Offers vary, but you can find deals on hotels, resorts, rental cars, excursions, parks and tours. You can find all the available deals at Come2MexicanCaribbean.com
An insider’s view
Another great way to learn more and verify claims is to check with locals, that way you get an idea of how life is for those that are there on the ground every day.
In addition to message boards and Reddit, I’ve been following a few YouTubers who are currently in various parts of Quintana Roo. Seeing their vlogs & videos has allowed me to get an up-to-date inside view of what life is really like in Cancun and surrounding areas.
Some of the YouTubers that I recommend checking out are:
William Taudien- https://www.youtube.com/user/williamtaudien/
My Trish Advisor- https://www.youtube.com/c/MyTrishAdvisor/
Tangerine Travels- https://www.youtube.com/c/TangerineTravels
Jesus Milan- https://www.youtube.com/c/SoyJesusMilan1/
Divert Living- https://www.youtube.com/c/DivertLiving/
Assess your risk
If you are choosing to travel during a pandemic, you must understand that you are assuming some risk, no matter where you go.
Even if you feel healthy, it’s a good idea to have your physician do a check up. That way, you can get a better idea of what you’re risking, and how a potential COVID exposure could affect you or those around you.
Currently, Mexico doesn’t require COVID tests prior to landing, but many countries in the Caribbean do. Keep an eye on the entry requirements in the days leading to your flight and be prepared to do a COVID PCR test if that requirement changes.
Should you travel to Mexico?
As I was doing research to write this post, I kept coming across posts, comments, and questions from people asking if they should visit now or wait a little bit longer.
I will say that based on my research, I feel quite confident in the precautions enforced by the Mexican & state governments. It’s very reassuring to see Mexicans who work in the tourism industry take the precautions so seriously, and do such a good job of adhering to them. In fact, I have no problem trusting the locals and tourism workers, I’d be more worried about fellow travelers.
So, is it safe to visit Cancun in 2020? The only correct answer is that it depends. Traveling anywhere during a global pandemic means that you’re assuming some risk. You need to take an objective view of your situation and that of those around you. Understand what risks you’re taking, and what the potential impact of those risks will be. Also take a look at your destination to ensure that you’re comfortable with the current situation. And last but not least, remember to follow local laws and customs when you’re in Mexico.

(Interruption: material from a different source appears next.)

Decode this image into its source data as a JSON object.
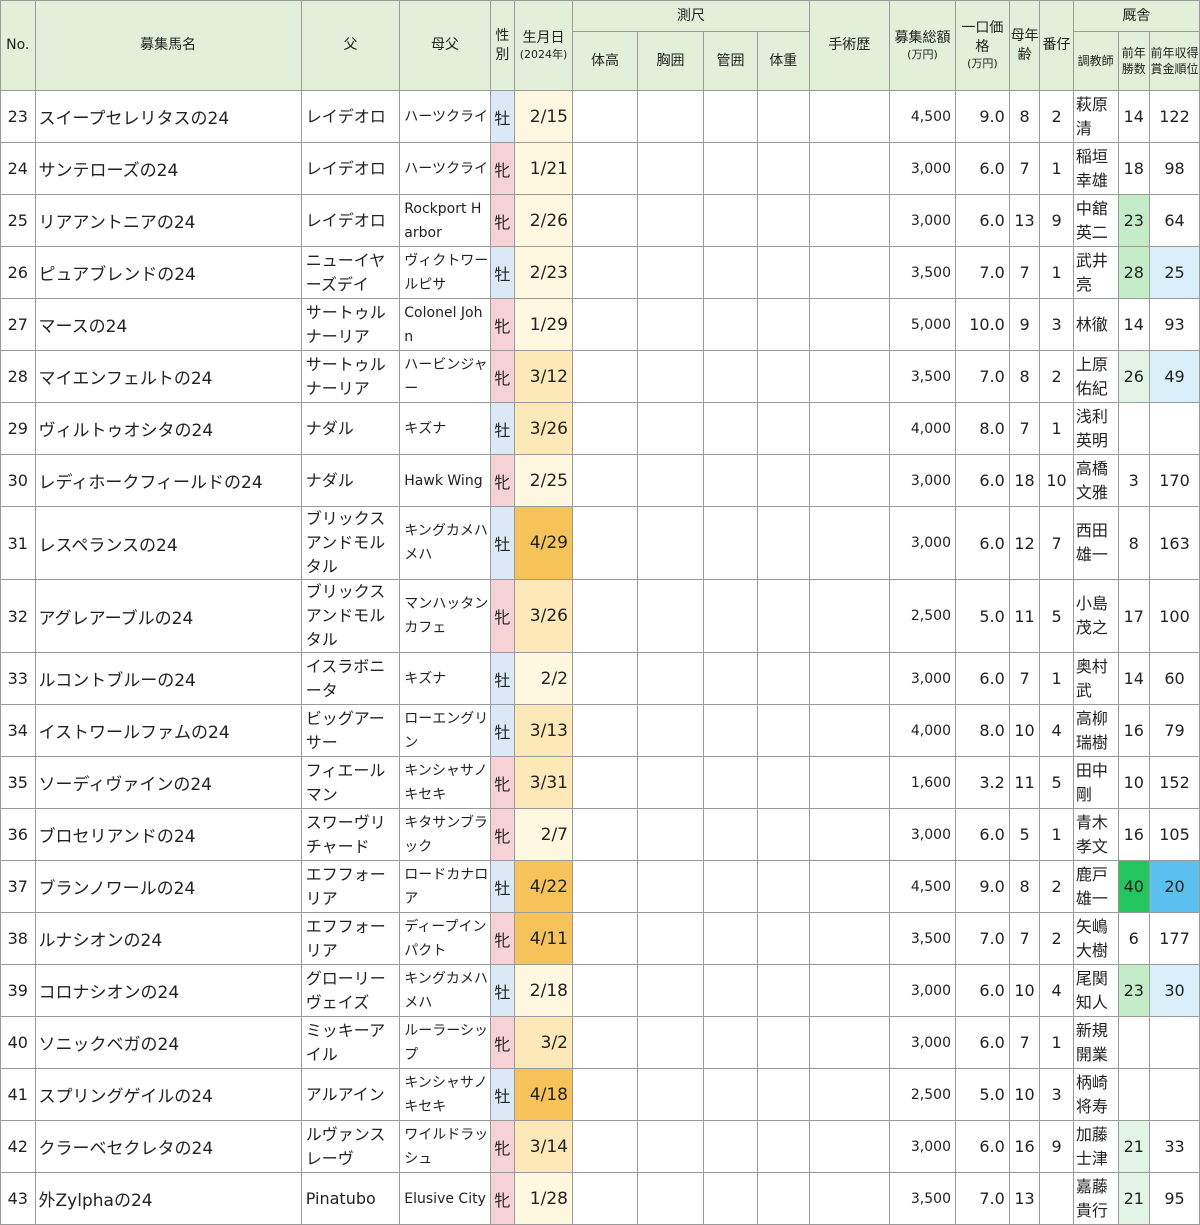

And don’t forget, it’s not just about you. Aside from mitigating risks to yourself, you also need to be mindful, respectful, and responsible of the risk you present to others.
Regardless of what you decides, I hope this article gives you the information you need to make the best decision for yourself. Now I’m curious to hear your thoughts. What do you think about travelling in 2020? Will you be going to Mexico anytime soon? If so, do you have any doubts or concerns? What precautions will you be taking?
Is there anything more you need to know in order to make an educated decision? Do you have any tips for your fellow travelers?
Please let me know in the comments!
This Post Has One Comment
Thank you very much for the information compiled. I have booked my visit to Cancun in the upcoming January, 2021. I have been trying to read all the valuable information out there to weigh my decision regarding the visit.